Chuchi - this is probably my new most popular word. It means snobby or fancy, but is used in the Peace Corps as anything nicer than dirt roads and shacks, or for a person, anyone who showers with hot water. Living in the city, I am super chuchi for here.

Fuerte - literally means strong, but because the culture is based on talking around everything, it´s when a person says anything they want in a direct way - it means asshole

Puede ser and otro dia - literally means "could be" or "another day", but because noone will directly blow someone off, both of them mean "never" and are the answer to a question of when something will happen

Deseas, en tus sueños, Que Arriba Perra/o and Es lo qué es - these are the terrible translations of American sayings that are not used here and don´t really translate, but we say them anyway. Literally they mean "you wish", "in your dreams", "What´s up bitch/dog?" and "it is what it is"

Qué guapa - this means "what a hard worker" and is used by Paraguayans every time I do ANYTHING manual, including carrying a dish to the sink or sweeping out my room. I don´t think they have high expectations for Americans and work.

Saludos - sending saludos by way of a mutual friend is how people tell each other they have a crush on them.

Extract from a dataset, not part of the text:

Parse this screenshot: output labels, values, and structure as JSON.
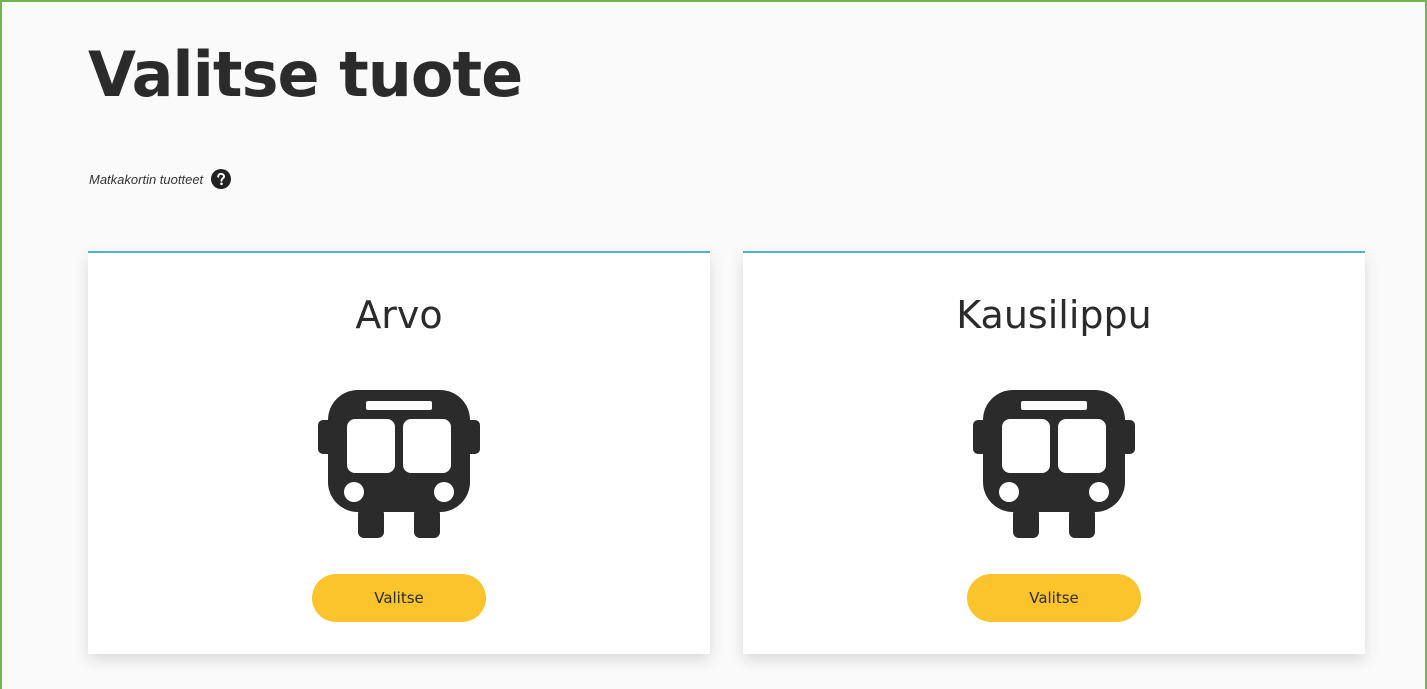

The most serious kinds are given with a pinch on the arm and they mean business.

Thumbs up - this is done everywhere here and is a simple answer to pretty much any question. I will probably have carpal tunel in my thumbs when I leave here because I do this so much.

No se como comer esta - this is how one refuses food in Paraguay. Literally, it´s "I don´t know how to eat this" which creates an internal struggle for me each time it´s said because I want to be a smartass and explain that, just like any other food, you put in in your mouth and chew, but I don´t think that´s acceptable here.

No Más and Un poco - this is said after almost every phrase for no real reason other than to make everything sound like it´s not a big deal, even when it really is. Literally, it´s "No More" and "A Little", so the translations are something like "Sit down no more", "Come here a little", and "Do you want dinner no more?"

Cocido - this is a hot drink mixed by carmellizing sugar with a little yerba, adding just enough water to wet it, and then adding more sugar. It´s served by the thermos-full just before bed.

Mosto - this is to sugar what crack is to cocaine. It´s a "tradional" drink capable of putting even the sweetest tooth into a diabetic coma, and is served continuously at fun gatherings like funerals.

Ch-ch-ch-ch - this is the sound Paraguayans make to get each others´attention - like "Psst" . It´s especially used for catcalling, and they have nothing to follow it with - they just want you to look.